It is important to read the news release (link below) and for the time being at least take from it only what it actually says. I believe it says it will be down to each individual Council to create the criteria and, thus I assume, to juggle the resulting finance consequences of their potentially complex decisions. Unless I am wrong, or I am right but the intent changes, my gut instinct suggests that might be fraught, particularly, at the fringes of any locally set definitions and cutoff points.
Again by way of example: we will all know of long established B&B and guest houses which have been left high and dry by their past decision to pay council tax rather than business rates; rates which ironically have been waived entirely for several years now for those with rates valued at under £12k, tapering upwards for those with a value under £15k and, which in any case, are now been waved for all business for the rest of the year. At the same time, we also know that there is a whole raft of Airbnb type business, many operating completely off the local radar.

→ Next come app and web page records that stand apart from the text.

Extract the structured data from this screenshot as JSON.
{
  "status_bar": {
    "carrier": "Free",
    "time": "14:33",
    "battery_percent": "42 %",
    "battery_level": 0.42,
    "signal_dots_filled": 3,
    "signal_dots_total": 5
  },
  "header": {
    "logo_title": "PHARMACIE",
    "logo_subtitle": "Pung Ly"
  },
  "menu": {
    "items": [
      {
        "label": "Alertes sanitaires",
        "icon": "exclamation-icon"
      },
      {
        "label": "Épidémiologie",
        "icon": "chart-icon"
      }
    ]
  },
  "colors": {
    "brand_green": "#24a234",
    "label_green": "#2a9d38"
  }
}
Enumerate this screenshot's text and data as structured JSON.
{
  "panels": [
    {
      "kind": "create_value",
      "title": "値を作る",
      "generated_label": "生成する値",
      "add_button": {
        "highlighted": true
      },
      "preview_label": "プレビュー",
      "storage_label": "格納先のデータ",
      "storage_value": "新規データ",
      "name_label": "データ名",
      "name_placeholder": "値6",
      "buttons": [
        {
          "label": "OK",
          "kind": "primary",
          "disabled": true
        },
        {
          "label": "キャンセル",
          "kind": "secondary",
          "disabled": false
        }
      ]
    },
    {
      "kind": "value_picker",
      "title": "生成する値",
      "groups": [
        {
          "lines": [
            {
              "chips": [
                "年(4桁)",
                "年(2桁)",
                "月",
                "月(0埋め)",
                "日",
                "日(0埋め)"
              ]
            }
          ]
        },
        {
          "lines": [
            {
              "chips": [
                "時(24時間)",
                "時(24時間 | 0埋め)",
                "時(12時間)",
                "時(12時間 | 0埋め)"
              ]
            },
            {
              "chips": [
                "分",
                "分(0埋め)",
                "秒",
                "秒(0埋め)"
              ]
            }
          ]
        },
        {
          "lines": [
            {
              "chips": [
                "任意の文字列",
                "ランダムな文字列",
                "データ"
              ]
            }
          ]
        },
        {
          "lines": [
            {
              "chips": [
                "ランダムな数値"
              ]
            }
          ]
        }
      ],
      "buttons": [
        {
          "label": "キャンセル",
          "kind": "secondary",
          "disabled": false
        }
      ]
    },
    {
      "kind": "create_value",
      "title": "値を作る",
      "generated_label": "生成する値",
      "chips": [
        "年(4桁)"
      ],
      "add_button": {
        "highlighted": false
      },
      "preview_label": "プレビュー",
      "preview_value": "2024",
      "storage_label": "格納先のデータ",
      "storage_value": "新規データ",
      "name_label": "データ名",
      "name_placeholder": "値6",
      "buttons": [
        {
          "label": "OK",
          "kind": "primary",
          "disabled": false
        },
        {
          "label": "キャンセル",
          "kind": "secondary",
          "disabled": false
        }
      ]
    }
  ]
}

Some renting a spare room, apparently for extra pocket money, other seeming operating as fully fledged businesses, in either the serviced, or more often, unserviced accommodation markets.
Until Saturday’s announcement unless those in the sharing economy were paying business rates, they too were exempt from support. Going forward, should there be any differentiation between the broadly known numbers older business types and a potentially large and unknown number of new businesses types? Or within that, differentiation between genuine sharing of a spare personal assets and traditional trade by a new backdoor/new technology route within the umbrella of “the sharing economy”? With limited resources to service any consequence demand created, how do Councils set fair and reasonable local rules and who picks up any overspend if they inadvertently miscalculate the base assumptions? Almost certainly the individual authorities?
Or put more simply: the devil is going to be in the detail which is going to be far more complex than it might a first seem. That detail is likely to interpreted very differently in different Council areas and, as a consequence of both these factors, is also unlikely be agreed and announced that quickly.
Although potential very welcome news for some very worried local businesses, I would be reluctant to offer potentially false hope, too soon. I hope I’m wrong about feeling the need to offer you this note of caution, or to suggest it might be worth tourism managers proactively engaging in the process of helping to defining any news local rules, if of course you are not already fully engaged in such local processes: